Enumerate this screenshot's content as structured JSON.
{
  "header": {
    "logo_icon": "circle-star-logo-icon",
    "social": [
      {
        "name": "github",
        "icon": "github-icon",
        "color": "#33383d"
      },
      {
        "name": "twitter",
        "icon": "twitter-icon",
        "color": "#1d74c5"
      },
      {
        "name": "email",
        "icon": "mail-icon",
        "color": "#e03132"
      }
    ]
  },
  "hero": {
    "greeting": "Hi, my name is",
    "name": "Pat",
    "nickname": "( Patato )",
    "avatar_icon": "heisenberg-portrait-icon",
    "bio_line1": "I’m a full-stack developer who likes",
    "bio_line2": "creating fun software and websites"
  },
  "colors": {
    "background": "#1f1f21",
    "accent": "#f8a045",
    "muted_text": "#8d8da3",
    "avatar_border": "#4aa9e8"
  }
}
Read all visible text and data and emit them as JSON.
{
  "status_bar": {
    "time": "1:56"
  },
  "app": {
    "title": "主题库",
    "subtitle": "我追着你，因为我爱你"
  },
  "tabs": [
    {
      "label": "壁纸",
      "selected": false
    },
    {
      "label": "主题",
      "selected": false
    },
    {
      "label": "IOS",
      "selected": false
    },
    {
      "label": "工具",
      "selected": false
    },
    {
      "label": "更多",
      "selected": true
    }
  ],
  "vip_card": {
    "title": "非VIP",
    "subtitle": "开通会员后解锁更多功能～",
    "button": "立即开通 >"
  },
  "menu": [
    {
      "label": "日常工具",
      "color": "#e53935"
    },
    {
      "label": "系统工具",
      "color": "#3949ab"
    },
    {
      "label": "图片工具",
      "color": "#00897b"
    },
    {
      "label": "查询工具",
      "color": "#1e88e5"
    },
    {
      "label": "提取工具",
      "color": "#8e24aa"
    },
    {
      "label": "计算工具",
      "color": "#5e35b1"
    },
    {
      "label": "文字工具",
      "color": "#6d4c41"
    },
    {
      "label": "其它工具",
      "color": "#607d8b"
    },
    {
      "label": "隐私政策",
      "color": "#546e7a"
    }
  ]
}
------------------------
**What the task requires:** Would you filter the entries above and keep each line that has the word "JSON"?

**Exercise answer:**
Enumerate this screenshot's content as structured JSON.
Read all visible text and data and emit them as JSON.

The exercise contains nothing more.